Element data from apps and pages
++++++
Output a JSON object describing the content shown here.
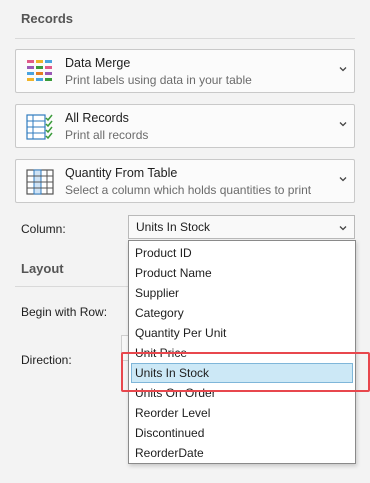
{
  "records": {
    "title": "Records",
    "cards": [
      {
        "title": "Data Merge",
        "subtitle": "Print labels using data in your table",
        "icon": "data-merge-icon"
      },
      {
        "title": "All Records",
        "subtitle": "Print all records",
        "icon": "all-records-icon"
      },
      {
        "title": "Quantity From Table",
        "subtitle": "Select a column which holds quantities to print",
        "icon": "quantity-table-icon"
      }
    ],
    "column_label": "Column:",
    "column_value": "Units In Stock"
  },
  "layout": {
    "title": "Layout",
    "begin_label": "Begin with Row:",
    "direction_label": "Direction:"
  },
  "dropdown": {
    "options": [
      "Product ID",
      "Product Name",
      "Supplier",
      "Category",
      "Quantity Per Unit",
      "Unit Price",
      "Units In Stock",
      "Units On Order",
      "Reorder Level",
      "Discontinued",
      "ReorderDate"
    ],
    "selected": "Units In Stock"
  },
  "colors": {
    "highlight": "#e8474d",
    "selection": "#cce8f6",
    "icon_blue": "#2f7bbf",
    "icon_green": "#3b9b3b"
  }
}
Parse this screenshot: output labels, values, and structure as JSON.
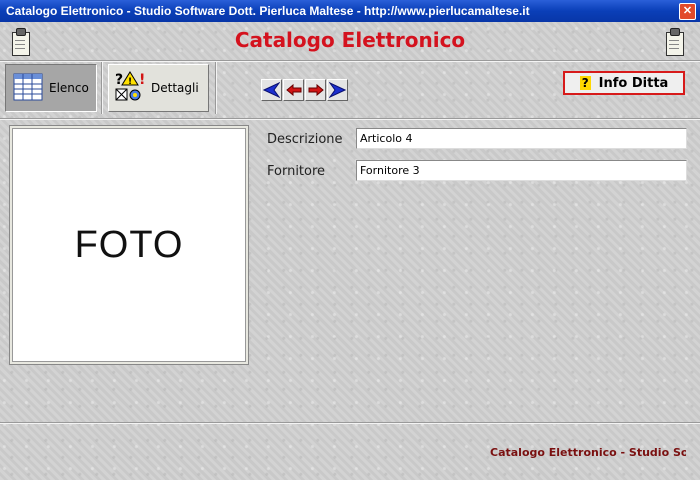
{
  "window": {
    "title": "Catalogo Elettronico - Studio Software Dott. Pierluca Maltese - http://www.pierlucamaltese.it",
    "close_label": "✕"
  },
  "header": {
    "app_title": "Catalogo Elettronico"
  },
  "tabs": {
    "elenco_label": "Elenco",
    "dettagli_label": "Dettagli"
  },
  "info_button": {
    "label": "Info Ditta",
    "icon_glyph": "?"
  },
  "photo": {
    "placeholder": "FOTO"
  },
  "fields": {
    "descrizione_label": "Descrizione",
    "descrizione_value": "Articolo 4",
    "fornitore_label": "Fornitore",
    "fornitore_value": "Fornitore 3"
  },
  "status": {
    "text": "Catalogo Elettronico - Studio Software"
  },
  "colors": {
    "title_red": "#d4121e",
    "nav_arrow_blue": "#1c2fd0",
    "nav_arrow_red": "#d21414",
    "titlebar_blue": "#0a3fb8"
  }
}
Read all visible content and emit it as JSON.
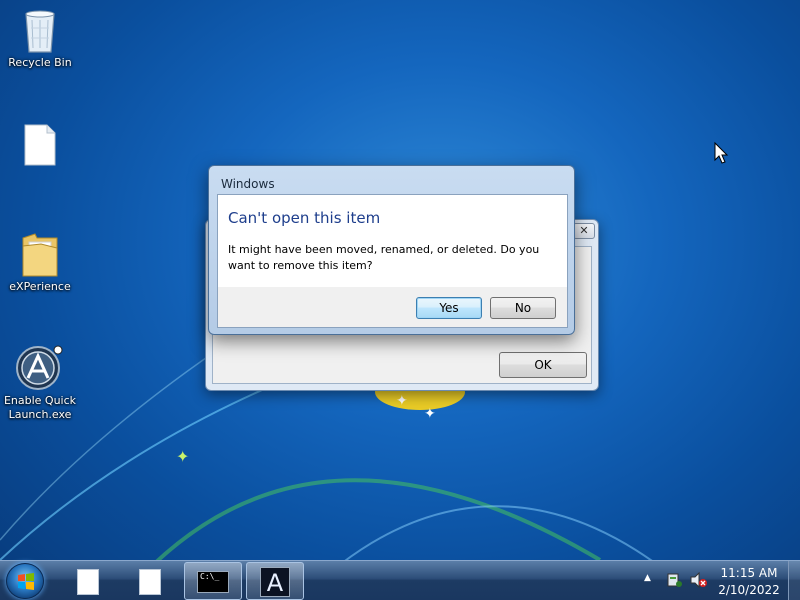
{
  "desktop": {
    "icons": [
      {
        "label": "Recycle Bin",
        "icon": "recycle-bin-icon"
      },
      {
        "label": "",
        "icon": "document-icon"
      },
      {
        "label": "eXPerience",
        "icon": "folder-icon"
      },
      {
        "label": "Enable Quick Launch.exe",
        "icon": "app-icon"
      }
    ]
  },
  "dialog_back": {
    "close_glyph": "✕",
    "ok_label": "OK"
  },
  "dialog_front": {
    "title": "Windows",
    "heading": "Can't open this item",
    "message": "It might have been moved, renamed, or deleted. Do you want to remove this item?",
    "yes_label": "Yes",
    "no_label": "No"
  },
  "taskbar": {
    "cmd_glyph": "C:\\_",
    "app_glyph": "A",
    "time": "11:15 AM",
    "date": "2/10/2022",
    "tray_chevron": "▲"
  },
  "colors": {
    "desktop_bg": "#1466be",
    "heading": "#1e3e8c"
  }
}
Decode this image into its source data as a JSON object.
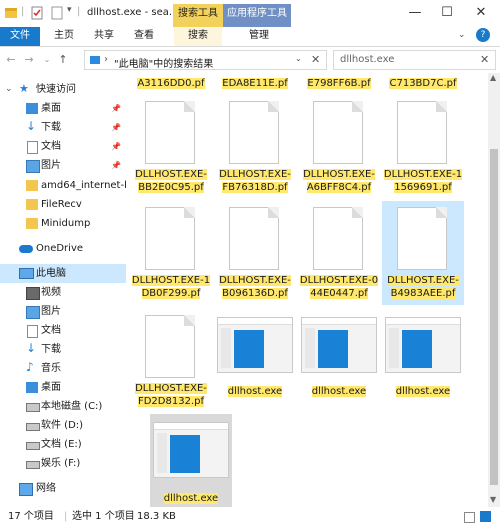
{
  "titlebar": {
    "title": "dllhost.exe - sea...",
    "search_tools_tab": "搜索工具",
    "app_tools_tab": "应用程序工具",
    "minimize": "—",
    "maximize": "☐",
    "close": "✕",
    "colors": {
      "search_tools": "#f3d25b",
      "app_tools": "#6f8fc5"
    }
  },
  "ribbon": {
    "file_tab": "文件",
    "tabs": [
      "主页",
      "共享",
      "查看",
      "搜索",
      "管理"
    ],
    "help": "?"
  },
  "address": {
    "path": "\"此电脑\"中的搜索结果",
    "search_value": "dllhost.exe"
  },
  "nav": {
    "quick_access": "快速访问",
    "pinned": [
      {
        "label": "桌面",
        "icon": "desktop-folder-icon"
      },
      {
        "label": "下载",
        "icon": "download-icon"
      },
      {
        "label": "文档",
        "icon": "documents-icon"
      },
      {
        "label": "图片",
        "icon": "pictures-icon"
      }
    ],
    "folders": [
      "amd64_internet-b",
      "FileRecv",
      "Minidump"
    ],
    "onedrive": "OneDrive",
    "this_pc": "此电脑",
    "pc_items": [
      {
        "label": "视频",
        "icon": "video-icon"
      },
      {
        "label": "图片",
        "icon": "pictures-icon"
      },
      {
        "label": "文档",
        "icon": "documents-icon"
      },
      {
        "label": "下载",
        "icon": "download-icon"
      },
      {
        "label": "音乐",
        "icon": "music-icon"
      },
      {
        "label": "桌面",
        "icon": "desktop-folder-icon"
      },
      {
        "label": "本地磁盘 (C:)",
        "icon": "system-drive-icon"
      },
      {
        "label": "软件 (D:)",
        "icon": "drive-icon"
      },
      {
        "label": "文档 (E:)",
        "icon": "drive-icon"
      },
      {
        "label": "娱乐 (F:)",
        "icon": "drive-icon"
      }
    ],
    "network": "网络"
  },
  "files": {
    "top_row": [
      "A3116DD0.pf",
      "EDA8E11E.pf",
      "E798FF6B.pf",
      "C713BD7C.pf"
    ],
    "row1": [
      {
        "l1": "DLLHOST.EXE-",
        "l2": "BB2E0C95.pf"
      },
      {
        "l1": "DLLHOST.EXE-",
        "l2": "FB76318D.pf"
      },
      {
        "l1": "DLLHOST.EXE-",
        "l2": "A6BFF8C4.pf"
      },
      {
        "l1": "DLLHOST.EXE-1",
        "l2": "1569691.pf"
      }
    ],
    "row2": [
      {
        "l1": "DLLHOST.EXE-1",
        "l2": "DB0F299.pf"
      },
      {
        "l1": "DLLHOST.EXE-",
        "l2": "B096136D.pf"
      },
      {
        "l1": "DLLHOST.EXE-0",
        "l2": "44E0447.pf"
      },
      {
        "l1": "DLLHOST.EXE-",
        "l2": "B4983AEE.pf"
      }
    ],
    "row3": [
      {
        "l1": "DLLHOST.EXE-",
        "l2": "FD2D8132.pf"
      },
      {
        "l1": "dllhost.exe"
      },
      {
        "l1": "dllhost.exe"
      },
      {
        "l1": "dllhost.exe"
      }
    ],
    "row4": [
      {
        "l1": "dllhost.exe"
      }
    ]
  },
  "status": {
    "count": "17 个项目",
    "selected": "选中 1 个项目",
    "size": "18.3 KB"
  }
}
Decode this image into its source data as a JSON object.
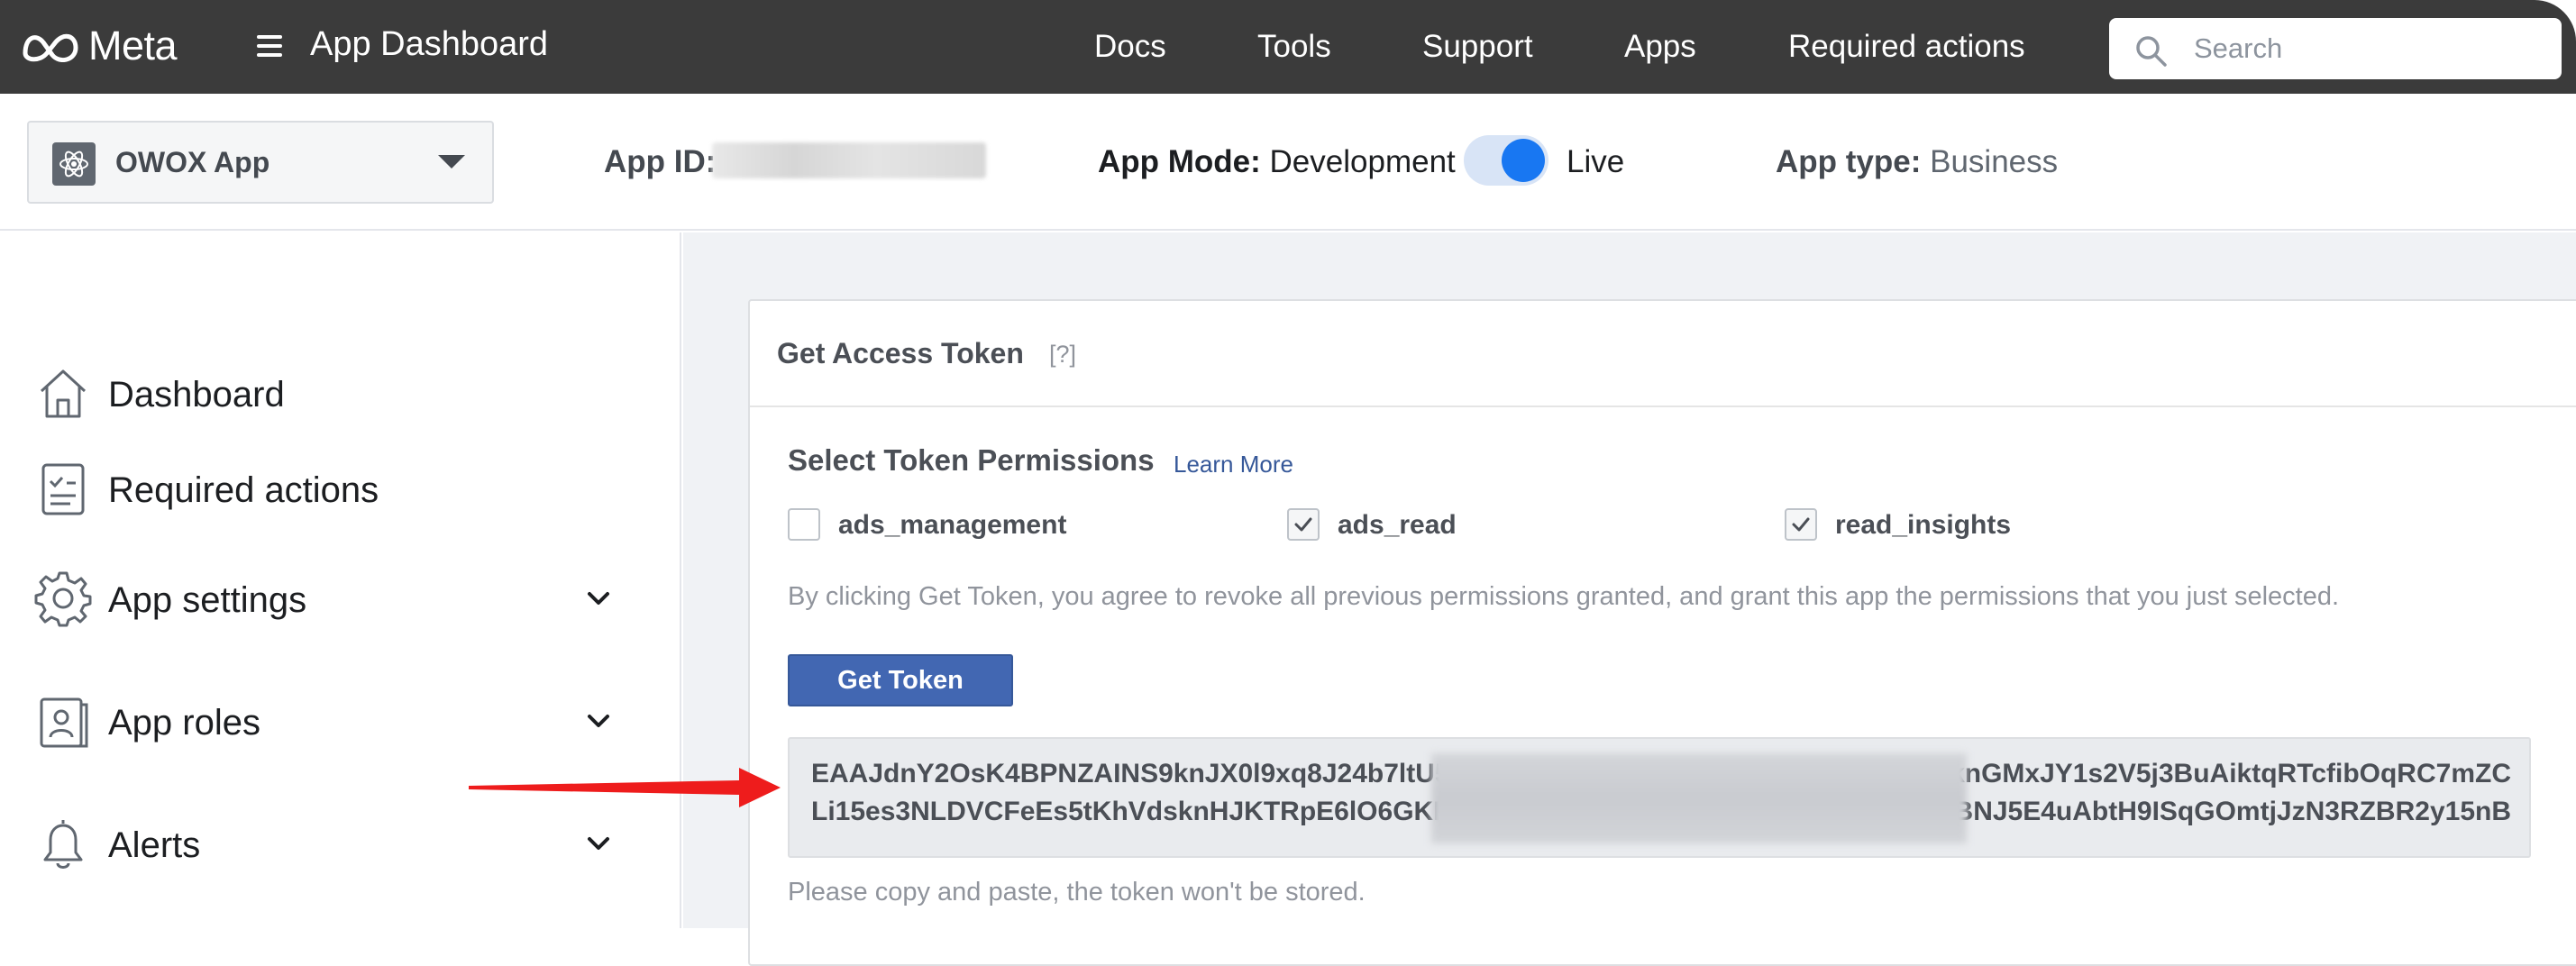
{
  "topbar": {
    "brand": "Meta",
    "title": "App Dashboard",
    "nav": [
      "Docs",
      "Tools",
      "Support",
      "Apps",
      "Required actions"
    ],
    "search_placeholder": "Search"
  },
  "appbar": {
    "app_name": "OWOX App",
    "app_id_label": "App ID:",
    "app_mode_label": "App Mode:",
    "app_mode_value": "Development",
    "live_label": "Live",
    "app_type_label": "App type:",
    "app_type_value": "Business"
  },
  "sidebar": {
    "items": [
      {
        "label": "Dashboard",
        "icon": "home-icon"
      },
      {
        "label": "Required actions",
        "icon": "clipboard-check-icon"
      },
      {
        "label": "App settings",
        "icon": "gear-icon"
      },
      {
        "label": "App roles",
        "icon": "id-badge-icon"
      },
      {
        "label": "Alerts",
        "icon": "bell-icon"
      }
    ]
  },
  "card": {
    "title": "Get Access Token",
    "help": "[?]",
    "permissions_title": "Select Token Permissions",
    "learn_more": "Learn More",
    "permissions": [
      {
        "label": "ads_management",
        "checked": false
      },
      {
        "label": "ads_read",
        "checked": true
      },
      {
        "label": "read_insights",
        "checked": true
      }
    ],
    "disclaimer": "By clicking Get Token, you agree to revoke all previous permissions granted, and grant this app the permissions that you just selected.",
    "button": "Get Token",
    "token_line1_start": "EAAJdnY2OsK4BPNZAINS9knJX0l9xq8J24b7ltU5",
    "token_line1_end": "knGMxJY1s2V5j3BuAiktqRTcfibOqRC7mZC",
    "token_line2_start": "Li15es3NLDVCFeEs5tKhVdsknHJKTRpE6lO6GKKt",
    "token_line2_end": "iBNJ5E4uAbtH9ISqGOmtjJzN3RZBR2y15nB",
    "note": "Please copy and paste, the token won't be stored."
  },
  "colors": {
    "topbar": "#3b3b3b",
    "button": "#4267b2",
    "toggle_on": "#1877f2",
    "link": "#365899",
    "arrow": "#ee1c1c"
  }
}
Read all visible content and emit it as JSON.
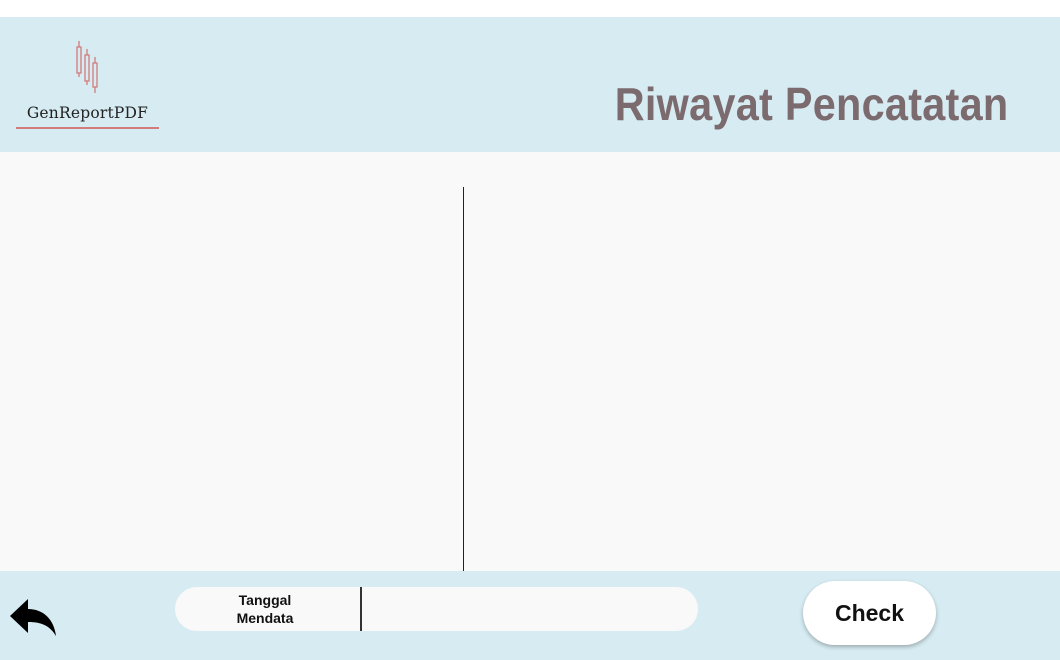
{
  "header": {
    "logo_text": "GenReportPDF",
    "logo_icon": "candlestick-chart-icon",
    "title": "Riwayat Pencatatan"
  },
  "footer": {
    "back_icon": "back-arrow-icon",
    "date_label_line1": "Tanggal",
    "date_label_line2": "Mendata",
    "date_value": "",
    "check_label": "Check"
  },
  "colors": {
    "header_bg": "#d6ecf2",
    "content_bg": "#f9f9f9",
    "title_color": "#7b6a6e",
    "logo_accent": "#d47b7b"
  }
}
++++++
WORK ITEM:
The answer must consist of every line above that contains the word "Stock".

ANSWER FOR THE TASK:
    "column_value": "Units In Stock"
      "Units In Stock",
    "selected": "Units In Stock"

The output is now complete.